Your instructions -> Going through the data below, copy out each line where the word "JSON" shows up.

====== Supplied material

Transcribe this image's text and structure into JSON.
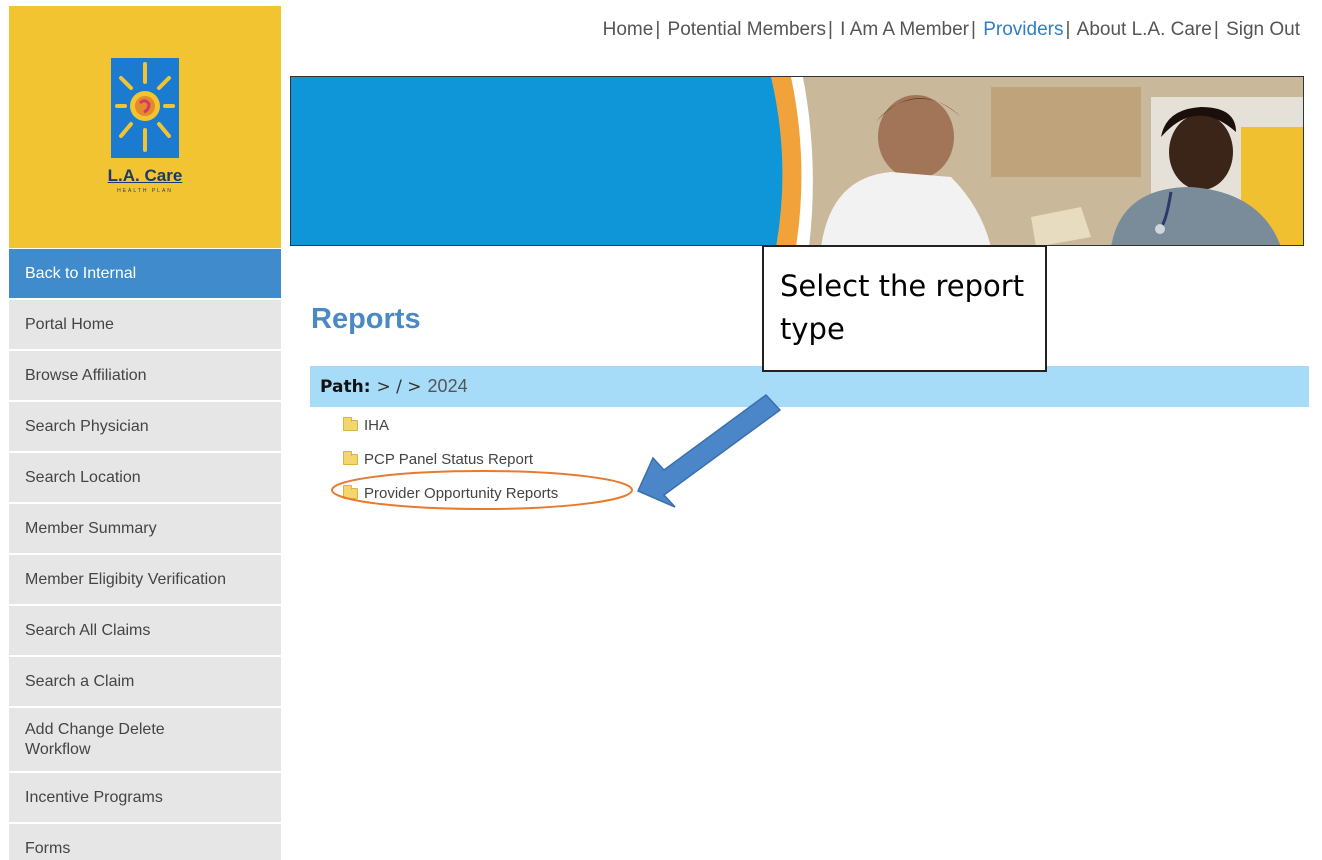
{
  "logo": {
    "name": "L.A. Care",
    "tagline": "HEALTH PLAN"
  },
  "top_nav": [
    {
      "label": "Home",
      "current": false
    },
    {
      "label": "Potential Members",
      "current": false
    },
    {
      "label": "I Am A Member",
      "current": false
    },
    {
      "label": "Providers",
      "current": true
    },
    {
      "label": "About L.A. Care",
      "current": false
    },
    {
      "label": "Sign Out",
      "current": false
    }
  ],
  "sidebar": {
    "items": [
      {
        "label": "Back to Internal",
        "active": true
      },
      {
        "label": "Portal Home"
      },
      {
        "label": "Browse Affiliation"
      },
      {
        "label": "Search Physician"
      },
      {
        "label": "Search Location"
      },
      {
        "label": "Member Summary"
      },
      {
        "label": "Member Eligibity Verification"
      },
      {
        "label": "Search All Claims"
      },
      {
        "label": "Search a Claim"
      },
      {
        "label": "Add Change Delete Workflow"
      },
      {
        "label": "Incentive Programs"
      },
      {
        "label": "Forms"
      }
    ]
  },
  "main": {
    "title": "Reports",
    "path": {
      "label": "Path:",
      "segments": "> / >",
      "current": "2024"
    },
    "folders": [
      {
        "label": "IHA"
      },
      {
        "label": "PCP Panel Status Report"
      },
      {
        "label": "Provider Opportunity Reports"
      }
    ]
  },
  "annotation": {
    "callout_text": "Select the report type",
    "highlight_color": "#e87a2e",
    "arrow_color": "#4a86c8"
  },
  "colors": {
    "logo_bg": "#f2c432",
    "sidebar_active": "#3f8bcb",
    "sidebar_bg": "#e6e6e6",
    "title_blue": "#4a8ac4",
    "path_bar": "#a7dcf8",
    "banner_blue": "#0e96d8"
  }
}
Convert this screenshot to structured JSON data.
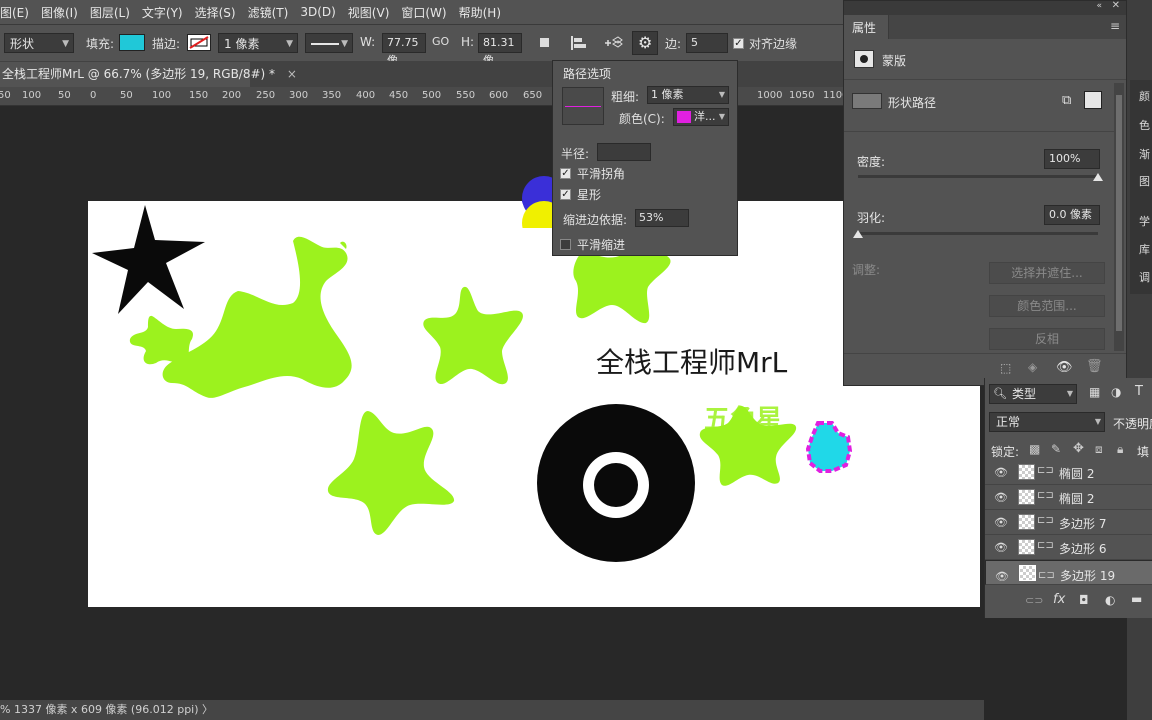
{
  "menu": [
    "图(E)",
    "图像(I)",
    "图层(L)",
    "文字(Y)",
    "选择(S)",
    "滤镜(T)",
    "3D(D)",
    "视图(V)",
    "窗口(W)",
    "帮助(H)"
  ],
  "options": {
    "mode_value": "形状",
    "fill_label": "填充:",
    "fill_color": "#20c8d8",
    "stroke_label": "描边:",
    "stroke_size_value": "1 像素",
    "w_label": "W:",
    "w_value": "77.75 像",
    "link_label": "GO",
    "h_label": "H:",
    "h_value": "81.31 像",
    "sides_label": "边:",
    "sides_value": "5",
    "align_edges_label": "对齐边缘"
  },
  "doc_tab": {
    "title": "全栈工程师MrL @ 66.7% (多边形 19, RGB/8#) *",
    "close": "×"
  },
  "ruler_ticks": [
    "50",
    "100",
    "50",
    "0",
    "50",
    "100",
    "150",
    "200",
    "250",
    "300",
    "350",
    "400",
    "450",
    "500",
    "550",
    "600",
    "650",
    "1000",
    "1050",
    "1100"
  ],
  "path_options": {
    "title": "路径选项",
    "thickness_label": "粗细:",
    "thickness_value": "1 像素",
    "color_label": "颜色(C):",
    "color_value": "洋...",
    "color_swatch": "#e020e0",
    "radius_label": "半径:",
    "radius_value": "",
    "smooth_corners_label": "平滑拐角",
    "star_label": "星形",
    "indent_label": "缩进边依据:",
    "indent_value": "53%",
    "smooth_indent_label": "平滑缩进"
  },
  "properties": {
    "title": "属性",
    "mask_label": "蒙版",
    "shape_path_label": "形状路径",
    "density_label": "密度:",
    "density_value": "100%",
    "density_level": 100,
    "feather_label": "羽化:",
    "feather_value": "0.0 像素",
    "feather_level": 0,
    "adjust_label": "调整:",
    "select_mask_button": "选择并遮住...",
    "color_range_button": "颜色范围...",
    "invert_button": "反相"
  },
  "right_dock_labels": [
    "颜",
    "色",
    "渐",
    "图",
    "学",
    "库",
    "调"
  ],
  "layers": {
    "filter_value": "类型",
    "blend_value": "正常",
    "opacity_label": "不透明度",
    "lock_label": "锁定:",
    "fill_label": "填",
    "items": [
      {
        "name": "椭圆 2",
        "selected": false
      },
      {
        "name": "椭圆 2",
        "selected": false
      },
      {
        "name": "多边形 7",
        "selected": false
      },
      {
        "name": "多边形 6",
        "selected": false
      },
      {
        "name": "多边形 19",
        "selected": true
      }
    ]
  },
  "canvas": {
    "heading": "全栈工程师MrL",
    "subheading": "五角星",
    "star_green": "#9cf21e",
    "black": "#0a0a0a",
    "cyan": "#20d8e8",
    "magenta": "#e020e0"
  },
  "status_text": "% 1337 像素 x 609 像素 (96.012 ppi) 〉"
}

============

Response ->
Transcribe this image's text and structure into JSON.
Convert this screenshot to structured JSON data.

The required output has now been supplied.